was more than a piece
in their Games.
And so am I.
Sometimes growing-up poor has hidden benefits.
Katniss Everdeen, growing-up poor, possesses such benefits. Wherever she goes, those benefits go with her.
She knows how to survive. She's an expert shot with a bow and arrow. She has inner strength. She has great instincts. And ... she's rebellious.
Her defiance could become the most-valuable of all her assets. Trying to outsmart a tyrannical government intent on seeing her dead, sixteen-year-old Katniss must use her skills - and her wits - to stay alive.
How did she get into this predicament? A totalitarian government - known as "The Capitol" - is in charge of the country in which she lives. To entertain themselves, the people who run the government enjoy watching television games.
Their favorite game - during which real young people are ordered to kill each other until only one survives - is broadcast on national television.
Katniss - who is named after the "arrowhead" plant - is one of the "stars" of the 74th Hunger Games.

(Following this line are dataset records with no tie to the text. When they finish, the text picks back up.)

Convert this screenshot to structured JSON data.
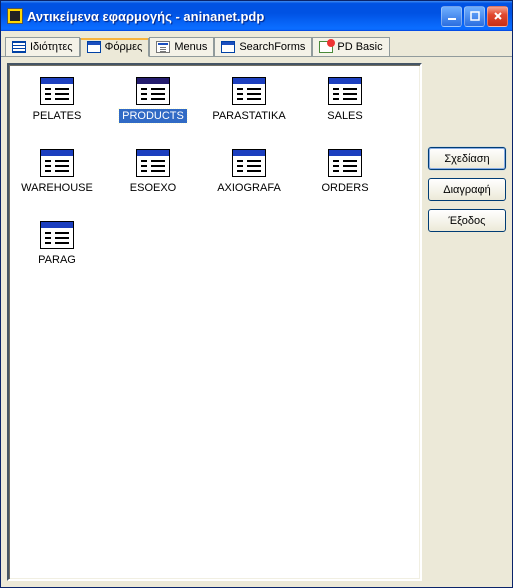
{
  "title": "Αντικείμενα εφαρμογής - aninanet.pdp",
  "tabs": {
    "properties": "Ιδιότητες",
    "forms": "Φόρμες",
    "menus": "Menus",
    "searchforms": "SearchForms",
    "pdbasic": "PD Basic"
  },
  "items": [
    {
      "label": "PELATES",
      "selected": false
    },
    {
      "label": "PRODUCTS",
      "selected": true
    },
    {
      "label": "PARASTATIKA",
      "selected": false
    },
    {
      "label": "SALES",
      "selected": false
    },
    {
      "label": "WAREHOUSE",
      "selected": false
    },
    {
      "label": "ESOEXO",
      "selected": false
    },
    {
      "label": "AXIOGRAFA",
      "selected": false
    },
    {
      "label": "ORDERS",
      "selected": false
    },
    {
      "label": "PARAG",
      "selected": false
    }
  ],
  "buttons": {
    "design": "Σχεδίαση",
    "delete": "Διαγραφή",
    "exit": "Έξοδος"
  }
}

ISSUES AND QUESTIONS TO PONDER: Do you think that television has a tendency to "desensitize" the way in which people view (and understand) violence? If so, how - and - to what extent can TV viewers do anything about it?

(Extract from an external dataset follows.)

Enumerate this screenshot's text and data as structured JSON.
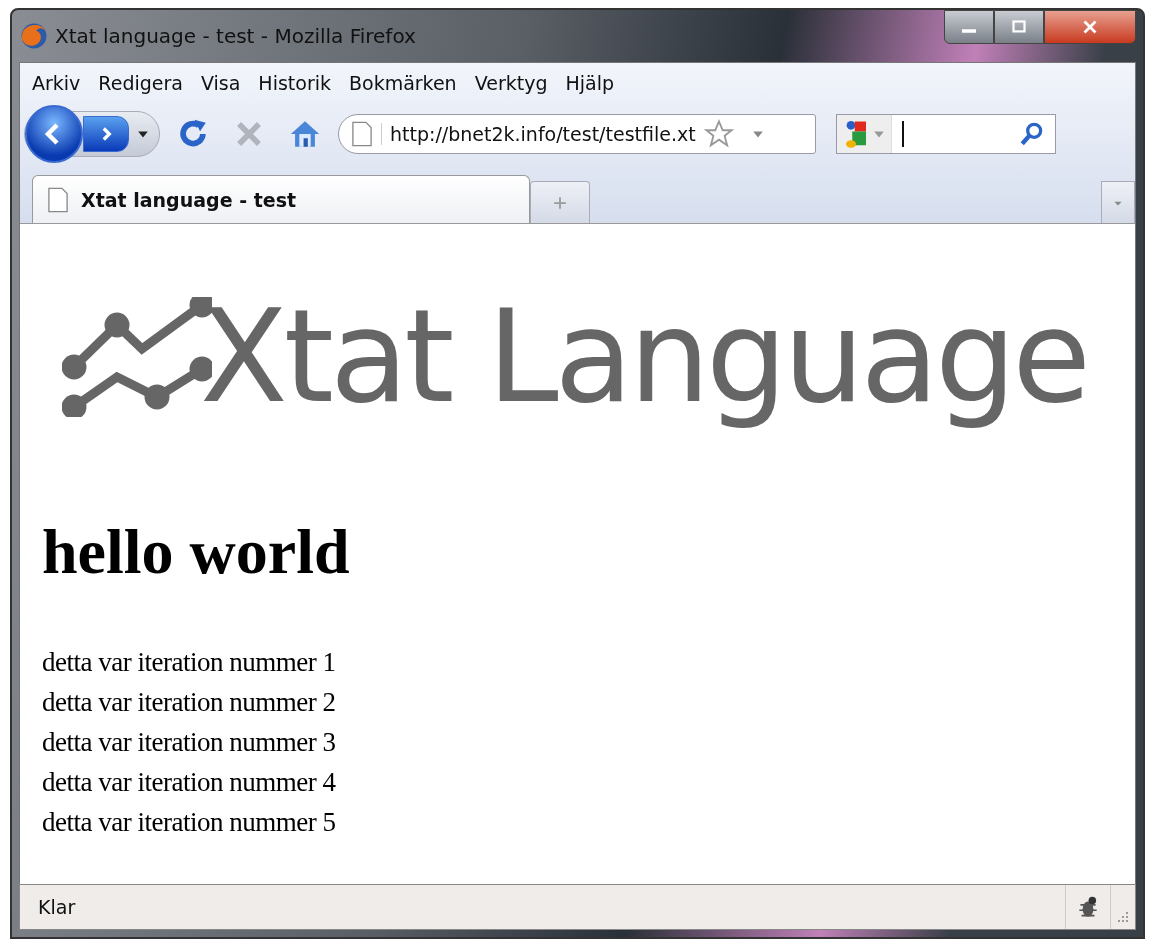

Could "The Hunger Games" - during which 24 young people are ordered to kill each other until only one survives - ever exist in the real world? If so, what kind of politics would govern a country in which such games occurred?

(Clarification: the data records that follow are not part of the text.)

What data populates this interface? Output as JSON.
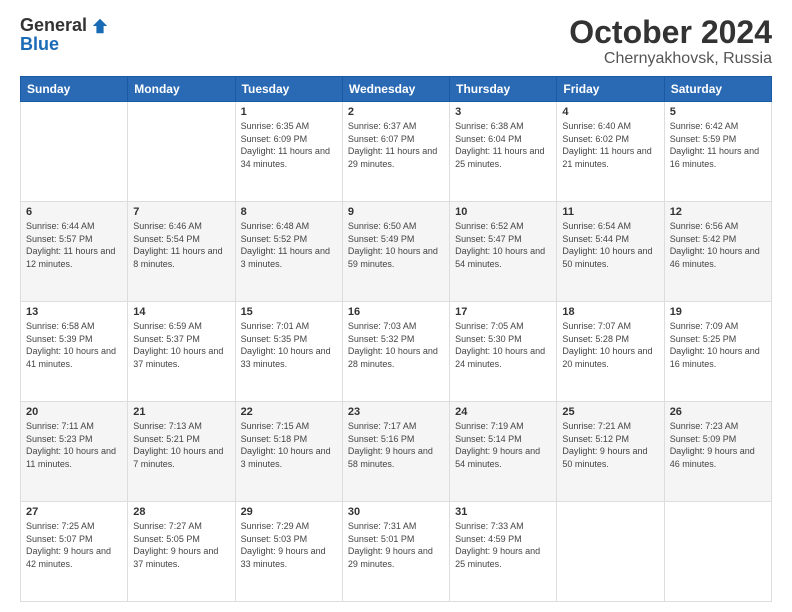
{
  "logo": {
    "general": "General",
    "blue": "Blue"
  },
  "title": {
    "month_year": "October 2024",
    "location": "Chernyakhovsk, Russia"
  },
  "weekdays": [
    "Sunday",
    "Monday",
    "Tuesday",
    "Wednesday",
    "Thursday",
    "Friday",
    "Saturday"
  ],
  "weeks": [
    [
      {
        "day": "",
        "sunrise": "",
        "sunset": "",
        "daylight": ""
      },
      {
        "day": "",
        "sunrise": "",
        "sunset": "",
        "daylight": ""
      },
      {
        "day": "1",
        "sunrise": "Sunrise: 6:35 AM",
        "sunset": "Sunset: 6:09 PM",
        "daylight": "Daylight: 11 hours and 34 minutes."
      },
      {
        "day": "2",
        "sunrise": "Sunrise: 6:37 AM",
        "sunset": "Sunset: 6:07 PM",
        "daylight": "Daylight: 11 hours and 29 minutes."
      },
      {
        "day": "3",
        "sunrise": "Sunrise: 6:38 AM",
        "sunset": "Sunset: 6:04 PM",
        "daylight": "Daylight: 11 hours and 25 minutes."
      },
      {
        "day": "4",
        "sunrise": "Sunrise: 6:40 AM",
        "sunset": "Sunset: 6:02 PM",
        "daylight": "Daylight: 11 hours and 21 minutes."
      },
      {
        "day": "5",
        "sunrise": "Sunrise: 6:42 AM",
        "sunset": "Sunset: 5:59 PM",
        "daylight": "Daylight: 11 hours and 16 minutes."
      }
    ],
    [
      {
        "day": "6",
        "sunrise": "Sunrise: 6:44 AM",
        "sunset": "Sunset: 5:57 PM",
        "daylight": "Daylight: 11 hours and 12 minutes."
      },
      {
        "day": "7",
        "sunrise": "Sunrise: 6:46 AM",
        "sunset": "Sunset: 5:54 PM",
        "daylight": "Daylight: 11 hours and 8 minutes."
      },
      {
        "day": "8",
        "sunrise": "Sunrise: 6:48 AM",
        "sunset": "Sunset: 5:52 PM",
        "daylight": "Daylight: 11 hours and 3 minutes."
      },
      {
        "day": "9",
        "sunrise": "Sunrise: 6:50 AM",
        "sunset": "Sunset: 5:49 PM",
        "daylight": "Daylight: 10 hours and 59 minutes."
      },
      {
        "day": "10",
        "sunrise": "Sunrise: 6:52 AM",
        "sunset": "Sunset: 5:47 PM",
        "daylight": "Daylight: 10 hours and 54 minutes."
      },
      {
        "day": "11",
        "sunrise": "Sunrise: 6:54 AM",
        "sunset": "Sunset: 5:44 PM",
        "daylight": "Daylight: 10 hours and 50 minutes."
      },
      {
        "day": "12",
        "sunrise": "Sunrise: 6:56 AM",
        "sunset": "Sunset: 5:42 PM",
        "daylight": "Daylight: 10 hours and 46 minutes."
      }
    ],
    [
      {
        "day": "13",
        "sunrise": "Sunrise: 6:58 AM",
        "sunset": "Sunset: 5:39 PM",
        "daylight": "Daylight: 10 hours and 41 minutes."
      },
      {
        "day": "14",
        "sunrise": "Sunrise: 6:59 AM",
        "sunset": "Sunset: 5:37 PM",
        "daylight": "Daylight: 10 hours and 37 minutes."
      },
      {
        "day": "15",
        "sunrise": "Sunrise: 7:01 AM",
        "sunset": "Sunset: 5:35 PM",
        "daylight": "Daylight: 10 hours and 33 minutes."
      },
      {
        "day": "16",
        "sunrise": "Sunrise: 7:03 AM",
        "sunset": "Sunset: 5:32 PM",
        "daylight": "Daylight: 10 hours and 28 minutes."
      },
      {
        "day": "17",
        "sunrise": "Sunrise: 7:05 AM",
        "sunset": "Sunset: 5:30 PM",
        "daylight": "Daylight: 10 hours and 24 minutes."
      },
      {
        "day": "18",
        "sunrise": "Sunrise: 7:07 AM",
        "sunset": "Sunset: 5:28 PM",
        "daylight": "Daylight: 10 hours and 20 minutes."
      },
      {
        "day": "19",
        "sunrise": "Sunrise: 7:09 AM",
        "sunset": "Sunset: 5:25 PM",
        "daylight": "Daylight: 10 hours and 16 minutes."
      }
    ],
    [
      {
        "day": "20",
        "sunrise": "Sunrise: 7:11 AM",
        "sunset": "Sunset: 5:23 PM",
        "daylight": "Daylight: 10 hours and 11 minutes."
      },
      {
        "day": "21",
        "sunrise": "Sunrise: 7:13 AM",
        "sunset": "Sunset: 5:21 PM",
        "daylight": "Daylight: 10 hours and 7 minutes."
      },
      {
        "day": "22",
        "sunrise": "Sunrise: 7:15 AM",
        "sunset": "Sunset: 5:18 PM",
        "daylight": "Daylight: 10 hours and 3 minutes."
      },
      {
        "day": "23",
        "sunrise": "Sunrise: 7:17 AM",
        "sunset": "Sunset: 5:16 PM",
        "daylight": "Daylight: 9 hours and 58 minutes."
      },
      {
        "day": "24",
        "sunrise": "Sunrise: 7:19 AM",
        "sunset": "Sunset: 5:14 PM",
        "daylight": "Daylight: 9 hours and 54 minutes."
      },
      {
        "day": "25",
        "sunrise": "Sunrise: 7:21 AM",
        "sunset": "Sunset: 5:12 PM",
        "daylight": "Daylight: 9 hours and 50 minutes."
      },
      {
        "day": "26",
        "sunrise": "Sunrise: 7:23 AM",
        "sunset": "Sunset: 5:09 PM",
        "daylight": "Daylight: 9 hours and 46 minutes."
      }
    ],
    [
      {
        "day": "27",
        "sunrise": "Sunrise: 7:25 AM",
        "sunset": "Sunset: 5:07 PM",
        "daylight": "Daylight: 9 hours and 42 minutes."
      },
      {
        "day": "28",
        "sunrise": "Sunrise: 7:27 AM",
        "sunset": "Sunset: 5:05 PM",
        "daylight": "Daylight: 9 hours and 37 minutes."
      },
      {
        "day": "29",
        "sunrise": "Sunrise: 7:29 AM",
        "sunset": "Sunset: 5:03 PM",
        "daylight": "Daylight: 9 hours and 33 minutes."
      },
      {
        "day": "30",
        "sunrise": "Sunrise: 7:31 AM",
        "sunset": "Sunset: 5:01 PM",
        "daylight": "Daylight: 9 hours and 29 minutes."
      },
      {
        "day": "31",
        "sunrise": "Sunrise: 7:33 AM",
        "sunset": "Sunset: 4:59 PM",
        "daylight": "Daylight: 9 hours and 25 minutes."
      },
      {
        "day": "",
        "sunrise": "",
        "sunset": "",
        "daylight": ""
      },
      {
        "day": "",
        "sunrise": "",
        "sunset": "",
        "daylight": ""
      }
    ]
  ]
}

To cite this story, using MLA Guidelines:
Bos, Carole "Hunger Games" AwesomeStories.com. Date of access
IN OTHER WORDS: Author. Title of story. Name of web site. Date of access <URL>.